Action item >> Read through the entries below and copy each line where "name" turns up.

Data records >>
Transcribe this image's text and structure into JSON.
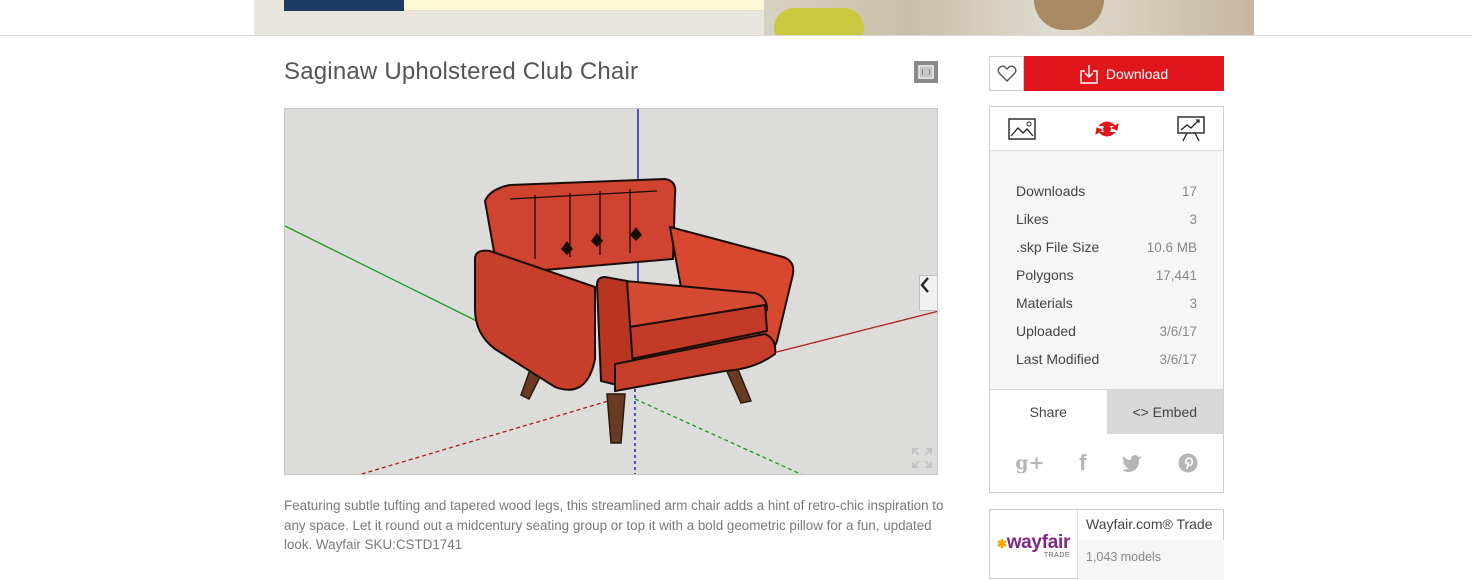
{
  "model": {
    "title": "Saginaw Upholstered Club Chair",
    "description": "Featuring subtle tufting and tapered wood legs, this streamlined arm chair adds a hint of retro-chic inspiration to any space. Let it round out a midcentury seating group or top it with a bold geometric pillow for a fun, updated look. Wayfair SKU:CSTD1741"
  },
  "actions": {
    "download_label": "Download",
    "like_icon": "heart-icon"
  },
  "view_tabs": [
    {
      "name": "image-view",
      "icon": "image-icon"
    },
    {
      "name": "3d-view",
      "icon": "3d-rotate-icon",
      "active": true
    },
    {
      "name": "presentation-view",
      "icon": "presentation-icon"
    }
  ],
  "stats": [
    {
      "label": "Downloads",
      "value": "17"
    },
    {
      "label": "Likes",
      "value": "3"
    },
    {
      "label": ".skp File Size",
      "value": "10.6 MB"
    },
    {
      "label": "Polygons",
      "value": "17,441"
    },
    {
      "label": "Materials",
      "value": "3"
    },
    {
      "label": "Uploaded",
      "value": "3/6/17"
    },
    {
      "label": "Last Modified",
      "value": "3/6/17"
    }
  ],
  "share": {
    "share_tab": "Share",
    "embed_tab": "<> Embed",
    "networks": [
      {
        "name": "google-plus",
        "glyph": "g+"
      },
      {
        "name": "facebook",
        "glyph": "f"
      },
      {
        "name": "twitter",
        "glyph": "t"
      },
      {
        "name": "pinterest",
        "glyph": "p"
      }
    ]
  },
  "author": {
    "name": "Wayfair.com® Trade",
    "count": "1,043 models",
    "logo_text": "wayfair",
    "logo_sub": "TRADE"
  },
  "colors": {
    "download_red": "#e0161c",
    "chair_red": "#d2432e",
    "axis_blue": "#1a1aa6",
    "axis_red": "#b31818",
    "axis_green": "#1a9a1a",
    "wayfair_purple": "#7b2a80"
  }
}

Answer box >>
      "name": "image-view",
      "name": "3d-view",
      "name": "presentation-view",
        "name": "google-plus",
        "name": "facebook",
        "name": "twitter",
        "name": "pinterest",
    "name": "Wayfair.com® Trade",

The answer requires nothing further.